Stored data entries:
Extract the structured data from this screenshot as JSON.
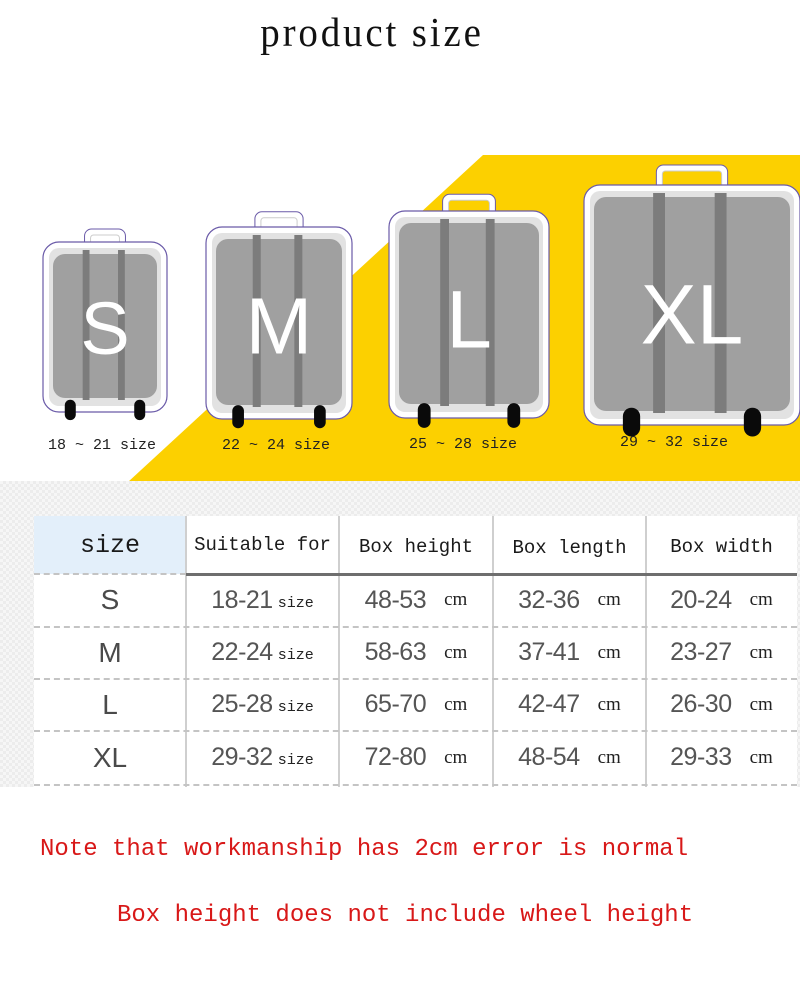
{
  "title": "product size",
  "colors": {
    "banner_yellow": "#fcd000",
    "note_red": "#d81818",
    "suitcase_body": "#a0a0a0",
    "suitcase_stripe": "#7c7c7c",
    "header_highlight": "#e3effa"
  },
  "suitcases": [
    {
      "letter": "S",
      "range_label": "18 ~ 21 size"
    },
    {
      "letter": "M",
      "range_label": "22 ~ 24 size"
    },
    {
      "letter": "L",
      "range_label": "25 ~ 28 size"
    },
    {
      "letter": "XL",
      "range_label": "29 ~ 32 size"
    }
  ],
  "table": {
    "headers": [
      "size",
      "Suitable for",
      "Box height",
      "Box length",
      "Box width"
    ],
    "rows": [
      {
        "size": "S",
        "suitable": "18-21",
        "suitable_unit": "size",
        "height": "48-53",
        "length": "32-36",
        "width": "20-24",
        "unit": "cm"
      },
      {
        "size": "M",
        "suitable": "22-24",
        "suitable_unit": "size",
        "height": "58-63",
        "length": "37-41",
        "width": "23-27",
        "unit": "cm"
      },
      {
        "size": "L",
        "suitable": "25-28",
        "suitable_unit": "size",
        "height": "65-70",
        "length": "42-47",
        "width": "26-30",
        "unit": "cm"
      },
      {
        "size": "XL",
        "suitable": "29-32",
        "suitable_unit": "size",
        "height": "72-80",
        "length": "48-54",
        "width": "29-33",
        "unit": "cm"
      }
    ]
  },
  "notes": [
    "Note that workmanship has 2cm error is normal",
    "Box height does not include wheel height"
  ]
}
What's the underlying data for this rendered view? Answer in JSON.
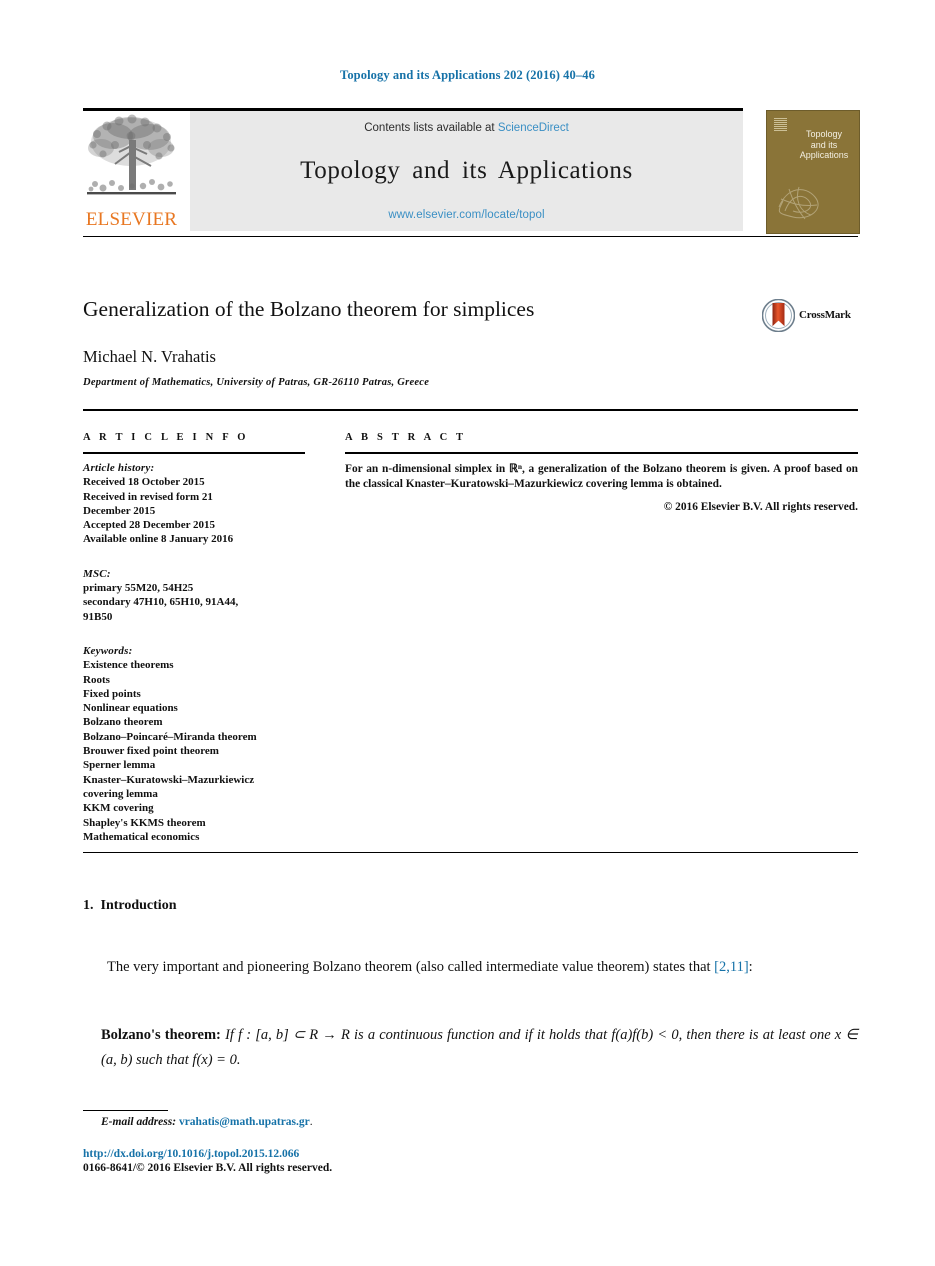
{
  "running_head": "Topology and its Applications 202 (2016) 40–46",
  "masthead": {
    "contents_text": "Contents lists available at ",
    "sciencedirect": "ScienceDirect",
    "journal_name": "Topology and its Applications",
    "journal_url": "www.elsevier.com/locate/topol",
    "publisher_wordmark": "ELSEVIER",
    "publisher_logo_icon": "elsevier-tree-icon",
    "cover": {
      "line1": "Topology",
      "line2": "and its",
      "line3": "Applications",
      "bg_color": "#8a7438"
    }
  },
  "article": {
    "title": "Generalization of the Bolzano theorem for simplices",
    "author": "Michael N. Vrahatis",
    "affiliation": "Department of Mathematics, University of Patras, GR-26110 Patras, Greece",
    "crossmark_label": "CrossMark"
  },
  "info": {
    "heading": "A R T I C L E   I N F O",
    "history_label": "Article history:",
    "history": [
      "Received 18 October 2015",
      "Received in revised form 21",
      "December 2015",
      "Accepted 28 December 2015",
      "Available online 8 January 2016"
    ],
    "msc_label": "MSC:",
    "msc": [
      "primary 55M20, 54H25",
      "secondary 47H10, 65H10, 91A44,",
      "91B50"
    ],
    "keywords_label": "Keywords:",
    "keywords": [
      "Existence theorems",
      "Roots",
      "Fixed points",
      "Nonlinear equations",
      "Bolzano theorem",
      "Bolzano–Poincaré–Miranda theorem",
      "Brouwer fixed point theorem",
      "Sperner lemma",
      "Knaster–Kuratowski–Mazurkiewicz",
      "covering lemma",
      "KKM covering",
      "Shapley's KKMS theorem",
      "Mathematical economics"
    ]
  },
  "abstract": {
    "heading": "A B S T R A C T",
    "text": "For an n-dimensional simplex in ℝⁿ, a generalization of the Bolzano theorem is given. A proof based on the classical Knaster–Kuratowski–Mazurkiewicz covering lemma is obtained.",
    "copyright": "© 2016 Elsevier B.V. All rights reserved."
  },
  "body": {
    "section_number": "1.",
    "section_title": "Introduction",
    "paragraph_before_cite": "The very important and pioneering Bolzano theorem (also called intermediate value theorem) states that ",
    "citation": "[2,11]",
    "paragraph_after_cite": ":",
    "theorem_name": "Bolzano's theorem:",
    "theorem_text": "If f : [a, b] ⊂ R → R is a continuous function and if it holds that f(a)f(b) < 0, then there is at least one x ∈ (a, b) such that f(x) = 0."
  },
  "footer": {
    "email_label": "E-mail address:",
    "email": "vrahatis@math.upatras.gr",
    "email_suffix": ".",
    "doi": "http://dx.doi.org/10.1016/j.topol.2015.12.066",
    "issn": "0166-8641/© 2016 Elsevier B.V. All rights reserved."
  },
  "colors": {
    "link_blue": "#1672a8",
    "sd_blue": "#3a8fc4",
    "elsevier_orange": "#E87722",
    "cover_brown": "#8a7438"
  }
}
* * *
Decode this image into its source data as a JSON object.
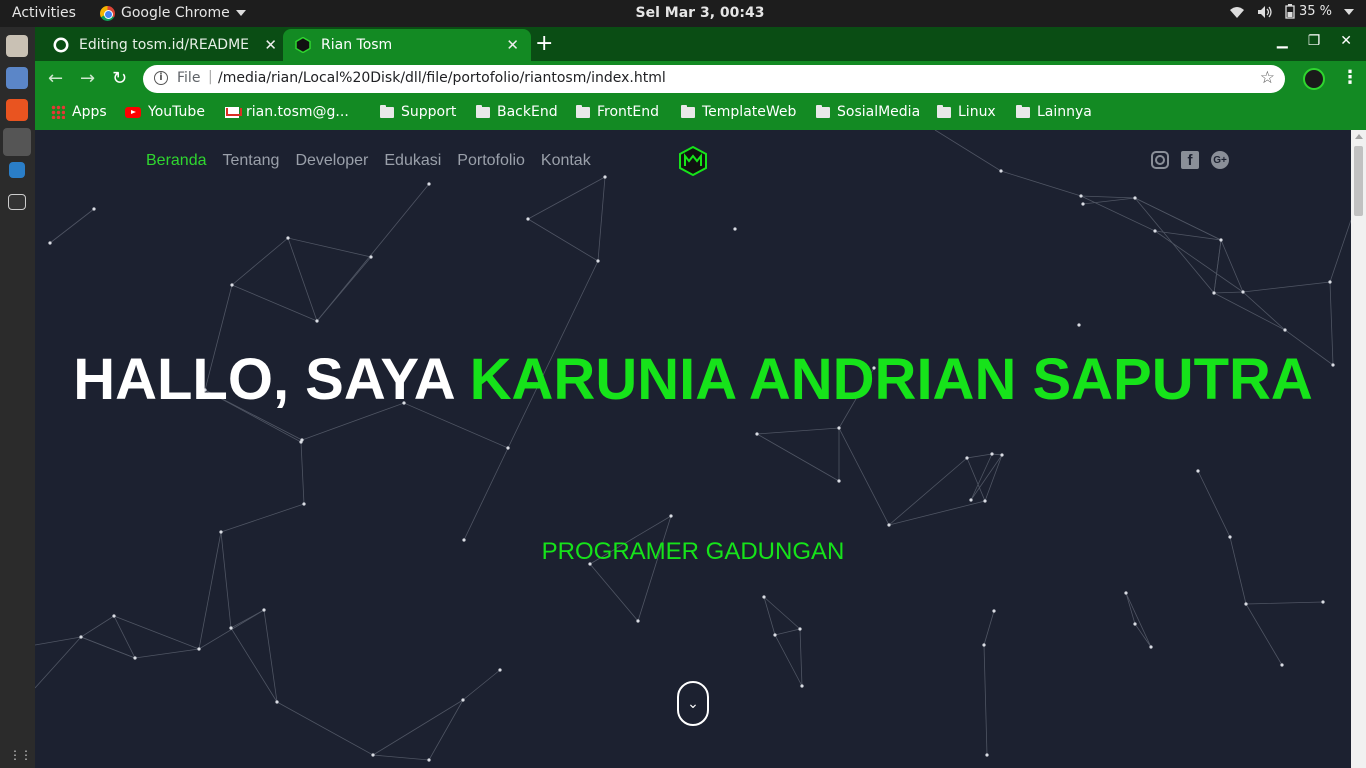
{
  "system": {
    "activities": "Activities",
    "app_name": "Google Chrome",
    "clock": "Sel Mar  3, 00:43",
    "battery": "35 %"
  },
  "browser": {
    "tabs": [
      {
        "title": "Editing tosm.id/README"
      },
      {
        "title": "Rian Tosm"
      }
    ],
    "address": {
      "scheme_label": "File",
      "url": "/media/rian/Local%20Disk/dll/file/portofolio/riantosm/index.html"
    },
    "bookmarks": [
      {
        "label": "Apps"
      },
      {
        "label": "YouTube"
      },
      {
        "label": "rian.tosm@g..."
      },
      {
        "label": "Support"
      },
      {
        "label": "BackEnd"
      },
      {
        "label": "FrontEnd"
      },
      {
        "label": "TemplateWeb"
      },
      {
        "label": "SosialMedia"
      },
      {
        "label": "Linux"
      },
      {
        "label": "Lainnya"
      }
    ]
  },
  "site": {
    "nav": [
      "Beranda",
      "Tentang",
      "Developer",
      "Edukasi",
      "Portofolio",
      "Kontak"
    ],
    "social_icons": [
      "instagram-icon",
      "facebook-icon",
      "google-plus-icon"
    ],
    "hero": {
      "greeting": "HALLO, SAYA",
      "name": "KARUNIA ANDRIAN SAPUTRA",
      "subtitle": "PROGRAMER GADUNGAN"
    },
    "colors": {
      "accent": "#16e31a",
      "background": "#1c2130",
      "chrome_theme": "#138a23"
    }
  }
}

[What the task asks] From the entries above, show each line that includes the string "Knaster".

[Solution for this problem]
      "Knaster–Kuratowski–Mazurkiewicz",
    "text": "For an n-dimensional simplex in ℝⁿ, a generalization of the Bolzano theorem is given. A proof based on the classical Knaster–Kuratowski–Mazurkiewicz covering lemma is obtained.",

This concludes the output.